> **Directions for this task**
Examine each line of the listing below. Copy those in which the string "color" appears.

> **Records shown**
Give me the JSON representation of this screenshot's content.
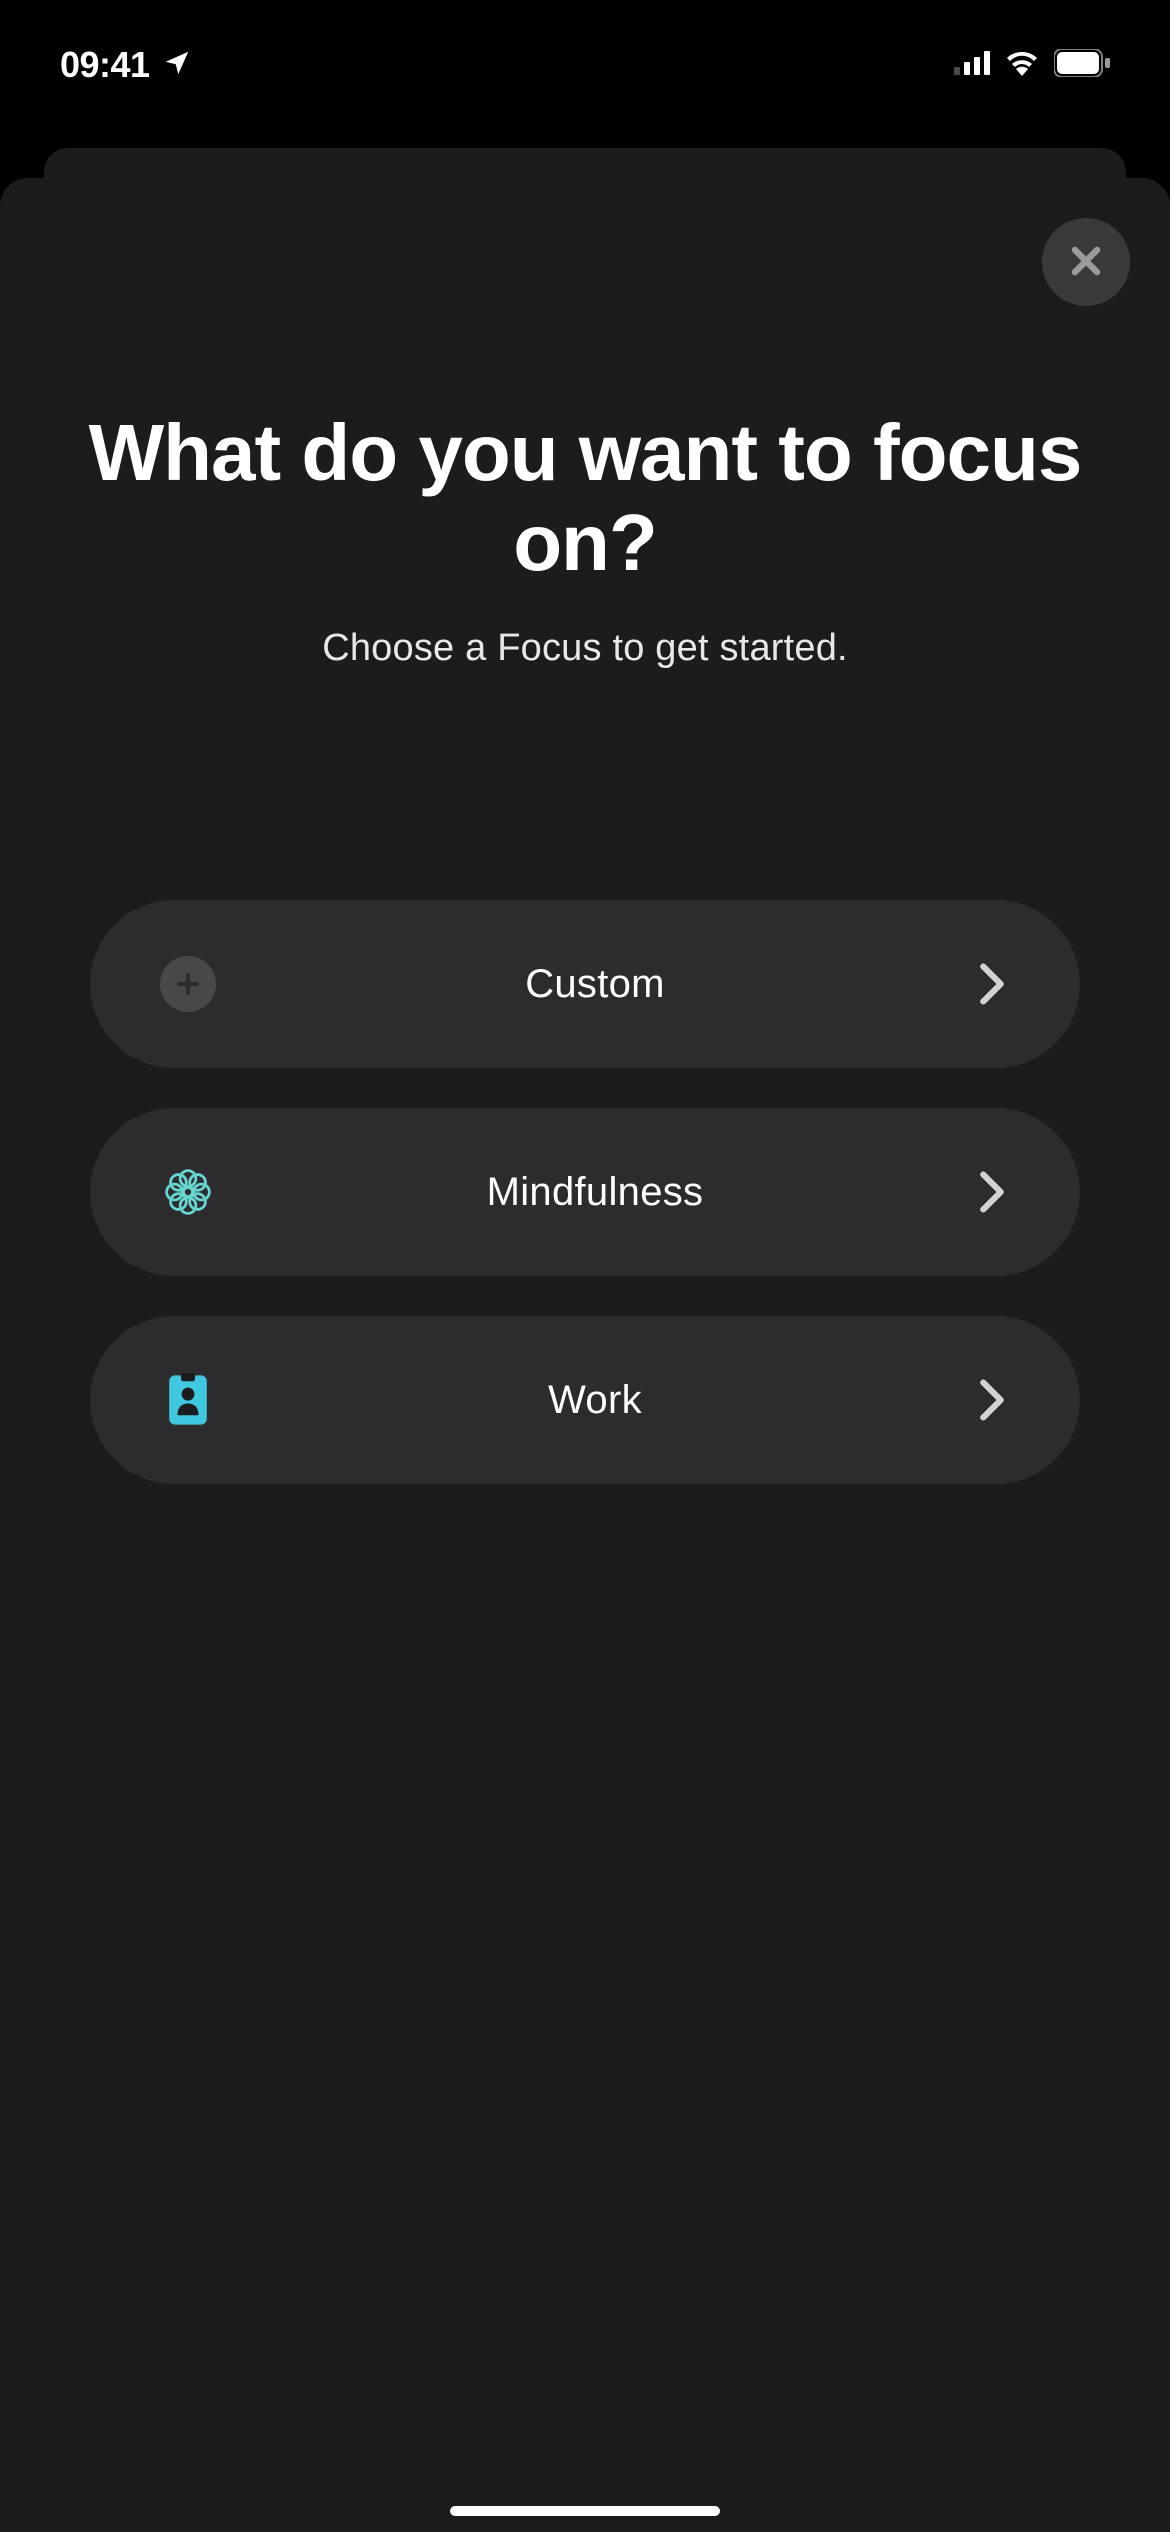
{
  "statusBar": {
    "time": "09:41"
  },
  "sheet": {
    "title": "What do you want to focus on?",
    "subtitle": "Choose a Focus to get started.",
    "options": [
      {
        "label": "Custom",
        "icon": "plus-circle",
        "color": "#8e8e93"
      },
      {
        "label": "Mindfulness",
        "icon": "lotus",
        "color": "#66d4cf"
      },
      {
        "label": "Work",
        "icon": "badge",
        "color": "#40c8e0"
      }
    ]
  }
}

> **Solution**
        "color": "#8e8e93"
        "color": "#66d4cf"
        "color": "#40c8e0"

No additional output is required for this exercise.